**Instructions to follow**: What follows is a set of records; restate each one word for word and drop the pictures.

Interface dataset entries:
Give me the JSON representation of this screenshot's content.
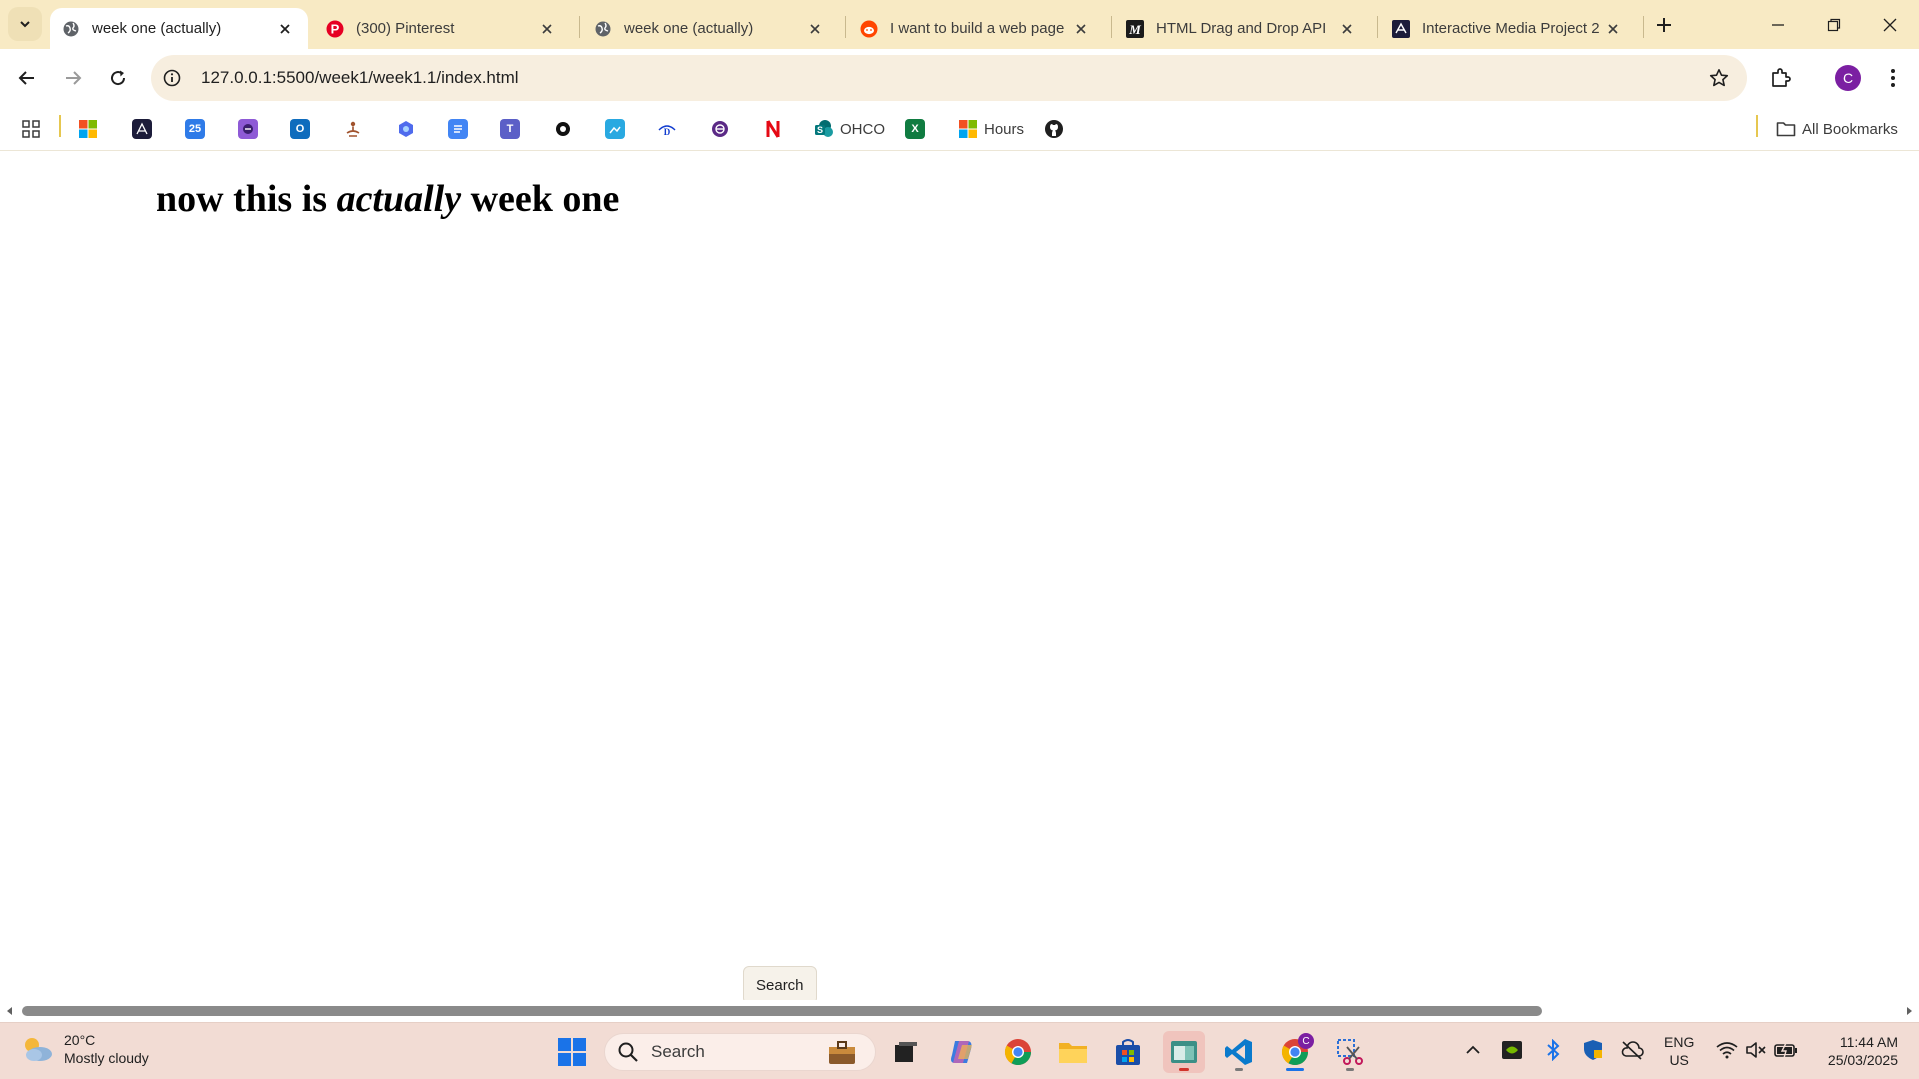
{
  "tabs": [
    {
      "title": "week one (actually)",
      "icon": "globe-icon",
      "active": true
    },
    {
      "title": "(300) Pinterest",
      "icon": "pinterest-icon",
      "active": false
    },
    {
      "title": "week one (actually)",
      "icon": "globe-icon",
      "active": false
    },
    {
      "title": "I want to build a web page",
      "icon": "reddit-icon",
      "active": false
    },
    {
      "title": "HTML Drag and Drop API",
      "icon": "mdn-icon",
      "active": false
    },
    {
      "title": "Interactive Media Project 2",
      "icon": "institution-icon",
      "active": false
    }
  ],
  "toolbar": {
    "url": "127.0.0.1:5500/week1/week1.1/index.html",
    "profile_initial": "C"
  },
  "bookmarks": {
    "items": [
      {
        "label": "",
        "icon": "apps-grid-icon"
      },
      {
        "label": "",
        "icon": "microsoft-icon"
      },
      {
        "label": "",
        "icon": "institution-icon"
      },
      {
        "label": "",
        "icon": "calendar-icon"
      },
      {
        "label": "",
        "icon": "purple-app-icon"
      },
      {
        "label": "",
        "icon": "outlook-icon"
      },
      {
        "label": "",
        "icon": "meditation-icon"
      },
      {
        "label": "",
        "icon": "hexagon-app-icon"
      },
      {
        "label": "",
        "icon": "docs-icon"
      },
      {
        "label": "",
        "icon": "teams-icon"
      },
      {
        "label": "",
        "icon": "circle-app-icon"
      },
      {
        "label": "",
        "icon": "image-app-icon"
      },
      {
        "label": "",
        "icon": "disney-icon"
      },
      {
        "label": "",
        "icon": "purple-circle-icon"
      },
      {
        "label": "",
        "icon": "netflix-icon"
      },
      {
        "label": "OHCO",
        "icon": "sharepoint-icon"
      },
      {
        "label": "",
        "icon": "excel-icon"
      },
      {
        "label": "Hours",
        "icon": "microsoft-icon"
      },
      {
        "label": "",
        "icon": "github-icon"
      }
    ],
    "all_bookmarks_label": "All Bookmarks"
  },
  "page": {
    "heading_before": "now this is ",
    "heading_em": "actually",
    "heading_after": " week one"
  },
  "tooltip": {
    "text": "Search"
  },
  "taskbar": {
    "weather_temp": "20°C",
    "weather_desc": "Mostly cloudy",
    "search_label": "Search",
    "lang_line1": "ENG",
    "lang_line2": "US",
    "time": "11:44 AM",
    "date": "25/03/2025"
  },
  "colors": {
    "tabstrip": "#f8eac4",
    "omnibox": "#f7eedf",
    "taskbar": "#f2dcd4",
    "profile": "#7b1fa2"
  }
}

**Your solution**:
Give me the JSON representation of this screenshot's content.
{
  "tabs": [
    {
      "title": "week one (actually)",
      "icon": "globe-icon",
      "active": true
    },
    {
      "title": "(300) Pinterest",
      "icon": "pinterest-icon",
      "active": false
    },
    {
      "title": "week one (actually)",
      "icon": "globe-icon",
      "active": false
    },
    {
      "title": "I want to build a web page",
      "icon": "reddit-icon",
      "active": false
    },
    {
      "title": "HTML Drag and Drop API",
      "icon": "mdn-icon",
      "active": false
    },
    {
      "title": "Interactive Media Project 2",
      "icon": "institution-icon",
      "active": false
    }
  ],
  "toolbar": {
    "url": "127.0.0.1:5500/week1/week1.1/index.html",
    "profile_initial": "C"
  },
  "bookmarks": {
    "items": [
      {
        "label": "",
        "icon": "apps-grid-icon"
      },
      {
        "label": "",
        "icon": "microsoft-icon"
      },
      {
        "label": "",
        "icon": "institution-icon"
      },
      {
        "label": "",
        "icon": "calendar-icon"
      },
      {
        "label": "",
        "icon": "purple-app-icon"
      },
      {
        "label": "",
        "icon": "outlook-icon"
      },
      {
        "label": "",
        "icon": "meditation-icon"
      },
      {
        "label": "",
        "icon": "hexagon-app-icon"
      },
      {
        "label": "",
        "icon": "docs-icon"
      },
      {
        "label": "",
        "icon": "teams-icon"
      },
      {
        "label": "",
        "icon": "circle-app-icon"
      },
      {
        "label": "",
        "icon": "image-app-icon"
      },
      {
        "label": "",
        "icon": "disney-icon"
      },
      {
        "label": "",
        "icon": "purple-circle-icon"
      },
      {
        "label": "",
        "icon": "netflix-icon"
      },
      {
        "label": "OHCO",
        "icon": "sharepoint-icon"
      },
      {
        "label": "",
        "icon": "excel-icon"
      },
      {
        "label": "Hours",
        "icon": "microsoft-icon"
      },
      {
        "label": "",
        "icon": "github-icon"
      }
    ],
    "all_bookmarks_label": "All Bookmarks"
  },
  "page": {
    "heading_before": "now this is ",
    "heading_em": "actually",
    "heading_after": " week one"
  },
  "tooltip": {
    "text": "Search"
  },
  "taskbar": {
    "weather_temp": "20°C",
    "weather_desc": "Mostly cloudy",
    "search_label": "Search",
    "lang_line1": "ENG",
    "lang_line2": "US",
    "time": "11:44 AM",
    "date": "25/03/2025"
  },
  "colors": {
    "tabstrip": "#f8eac4",
    "omnibox": "#f7eedf",
    "taskbar": "#f2dcd4",
    "profile": "#7b1fa2"
  }
}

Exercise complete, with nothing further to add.